- What you need to do
Check every line below for the string "Lost". Copy the ones that have it.
(Exercise materials Opens)
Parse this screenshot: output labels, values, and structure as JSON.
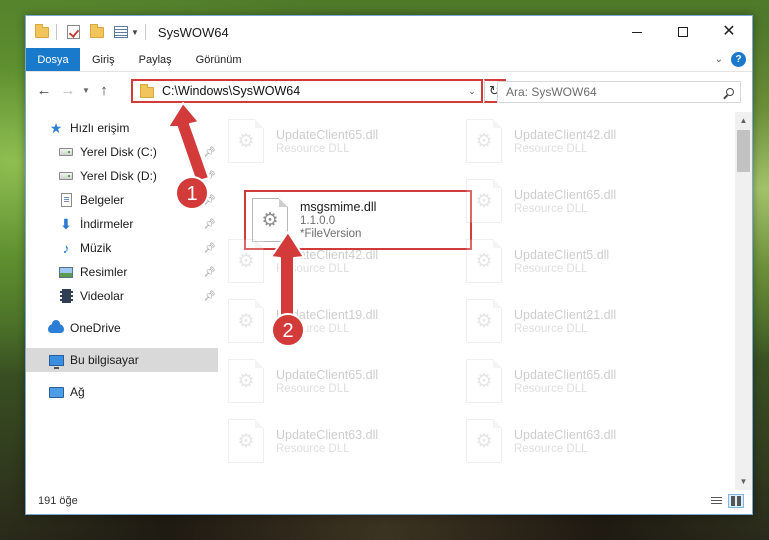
{
  "window": {
    "title": "SysWOW64"
  },
  "ribbon": {
    "tabs": [
      "Dosya",
      "Giriş",
      "Paylaş",
      "Görünüm"
    ]
  },
  "address": {
    "path": "C:\\Windows\\SysWOW64"
  },
  "search": {
    "placeholder": "Ara: SysWOW64"
  },
  "sidebar": {
    "items": [
      {
        "label": "Hızlı erişim",
        "icon": "star-icon"
      },
      {
        "label": "Yerel Disk (C:)",
        "icon": "drive-icon"
      },
      {
        "label": "Yerel Disk (D:)",
        "icon": "drive-icon"
      },
      {
        "label": "Belgeler",
        "icon": "documents-icon"
      },
      {
        "label": "İndirmeler",
        "icon": "download-icon"
      },
      {
        "label": "Müzik",
        "icon": "music-icon"
      },
      {
        "label": "Resimler",
        "icon": "pictures-icon"
      },
      {
        "label": "Videolar",
        "icon": "videos-icon"
      },
      {
        "label": "OneDrive",
        "icon": "onedrive-icon"
      },
      {
        "label": "Bu bilgisayar",
        "icon": "computer-icon"
      },
      {
        "label": "Ağ",
        "icon": "network-icon"
      }
    ]
  },
  "files": [
    {
      "name": "UpdateClient65.dll",
      "sub": "Resource DLL",
      "version": ""
    },
    {
      "name": "UpdateClient42.dll",
      "sub": "Resource DLL",
      "version": ""
    },
    {
      "name": "msgsmime.dll",
      "sub": "1.1.0.0",
      "version": "*FileVersion"
    },
    {
      "name": "UpdateClient65.dll",
      "sub": "Resource DLL",
      "version": ""
    },
    {
      "name": "UpdateClient42.dll",
      "sub": "Resource DLL",
      "version": ""
    },
    {
      "name": "UpdateClient5.dll",
      "sub": "Resource DLL",
      "version": ""
    },
    {
      "name": "UpdateClient19.dll",
      "sub": "Resource DLL",
      "version": ""
    },
    {
      "name": "UpdateClient21.dll",
      "sub": "Resource DLL",
      "version": ""
    },
    {
      "name": "UpdateClient65.dll",
      "sub": "Resource DLL",
      "version": ""
    },
    {
      "name": "UpdateClient65.dll",
      "sub": "Resource DLL",
      "version": ""
    },
    {
      "name": "UpdateClient63.dll",
      "sub": "Resource DLL",
      "version": ""
    },
    {
      "name": "UpdateClient63.dll",
      "sub": "Resource DLL",
      "version": ""
    }
  ],
  "status": {
    "count": "191 öğe"
  },
  "annotations": {
    "step1": "1",
    "step2": "2",
    "color": "#d33a3a"
  }
}
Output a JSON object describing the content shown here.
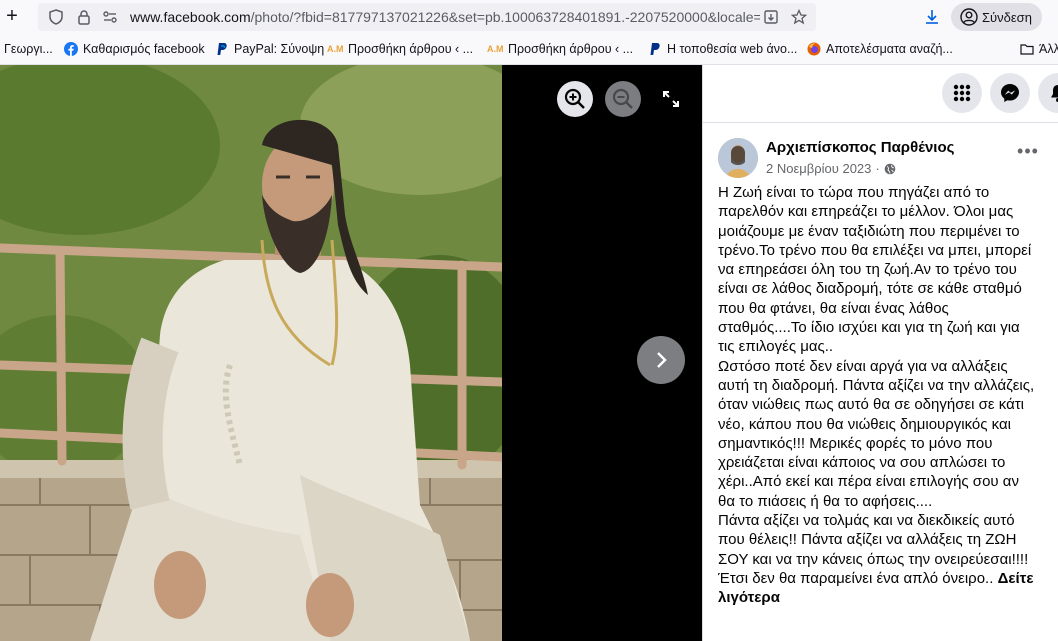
{
  "browser": {
    "url_host": "www.facebook.com",
    "url_rest": "/photo/?fbid=817797137021226&set=pb.100063728401891.-2207520000&locale=el",
    "signin_label": "Σύνδεση"
  },
  "bookmarks": [
    {
      "label": "Γεωργι...",
      "color": "#f9f9fb"
    },
    {
      "label": "Καθαρισμός facebook",
      "color": "#1877f2"
    },
    {
      "label": "PayPal: Σύνοψη",
      "color": "#003087"
    },
    {
      "label": "Προσθήκη άρθρου ‹ ...",
      "color": "#e8a33c"
    },
    {
      "label": "Προσθήκη άρθρου ‹ ...",
      "color": "#e8a33c"
    },
    {
      "label": "Η τοποθεσία web άνο...",
      "color": "#003087"
    },
    {
      "label": "Αποτελέσματα αναζή...",
      "color": "#e66000"
    },
    {
      "label": "Άλλ",
      "color": "#f9f9fb"
    }
  ],
  "post": {
    "author": "Αρχιεπίσκοπος Παρθένιος",
    "date": "2 Νοεμβρίου 2023",
    "date_sep": "·",
    "more": "•••",
    "paragraphs": [
      "Η Ζωή είναι το τώρα που πηγάζει από το παρελθόν και επηρεάζει το μέλλον. Όλοι μας μοιάζουμε με έναν ταξιδιώτη που περιμένει το τρένο.Το τρένο που θα επιλέξει να μπει, μπορεί να επηρεάσει όλη του τη ζωή.Αν το τρένο του είναι σε λάθος διαδρομή, τότε σε κάθε σταθμό που θα φτάνει, θα είναι ένας λάθος σταθμός....Το ίδιο ισχύει και για τη ζωή και για τις επιλογές μας..",
      "Ωστόσο ποτέ δεν είναι αργά για να αλλάξεις αυτή τη διαδρομή. Πάντα αξίζει να την αλλάζεις, όταν νιώθεις πως αυτό θα σε οδηγήσει σε κάτι νέο, κάπου που θα νιώθεις δημιουργικός και σημαντικός!!! Μερικές φορές το μόνο που χρειάζεται είναι κάποιος να σου απλώσει το χέρι..Από εκεί και πέρα είναι επιλογής σου αν θα το πιάσεις ή θα το αφήσεις....",
      "Πάντα αξίζει να τολμάς και να διεκδικείς αυτό που θέλεις!! Πάντα αξίζει να αλλάξεις τη ΖΩΗ ΣΟΥ και να την κάνεις όπως την ονειρεύεσαι!!!! Έτσι δεν θα παραμείνει ένα απλό όνειρο.."
    ],
    "see_more": "Δείτε λιγότερα"
  }
}
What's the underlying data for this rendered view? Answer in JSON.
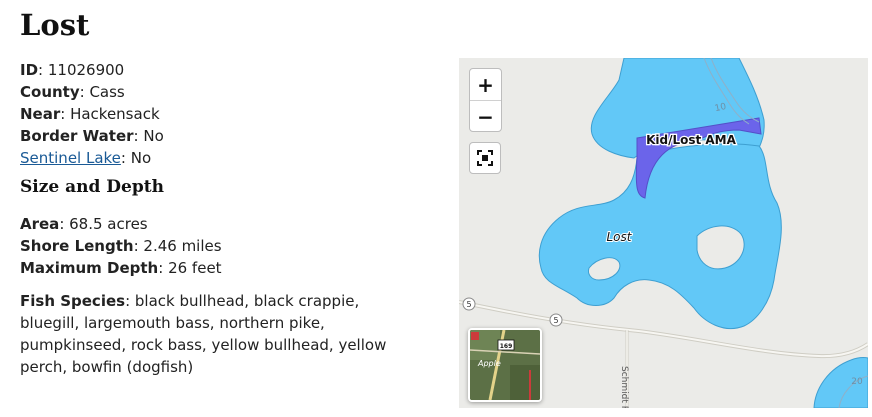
{
  "lake": {
    "name": "Lost",
    "fields": [
      {
        "label": "ID",
        "value": "11026900"
      },
      {
        "label": "County",
        "value": "Cass"
      },
      {
        "label": "Near",
        "value": "Hackensack"
      },
      {
        "label": "Border Water",
        "value": "No"
      },
      {
        "label": "Sentinel Lake",
        "value": "No"
      }
    ]
  },
  "size_depth": {
    "heading": "Size and Depth",
    "area_label": "Area",
    "area_value": "68.5 acres",
    "shore_label": "Shore Length",
    "shore_value": "2.46 miles",
    "depth_label": "Maximum Depth",
    "depth_value": "26 feet"
  },
  "fish": {
    "label": "Fish Species",
    "value": "black bullhead, black crappie, bluegill, largemouth bass, northern pike, pumpkinseed, rock bass, yellow bullhead, yellow perch, bowfin (dogfish)"
  },
  "map": {
    "zoom_in": "+",
    "zoom_out": "−",
    "area_label": "Kid/Lost AMA",
    "lake_label": "Lost",
    "road_shield": "5",
    "road_label": "Schmidt R",
    "contour_10": "10",
    "contour_20": "20",
    "thumb_highway": "169",
    "thumb_place": "Apple",
    "colors": {
      "water": "#62c8f7",
      "ama": "#6b64ea",
      "land": "#ebebe8",
      "road": "#cfcdc4"
    }
  },
  "icons": {
    "fullscreen": "fullscreen-icon"
  }
}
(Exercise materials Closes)
- Answer below
    "name": "Lost",
    "area_label": "Kid/Lost AMA",
    "lake_label": "Lost",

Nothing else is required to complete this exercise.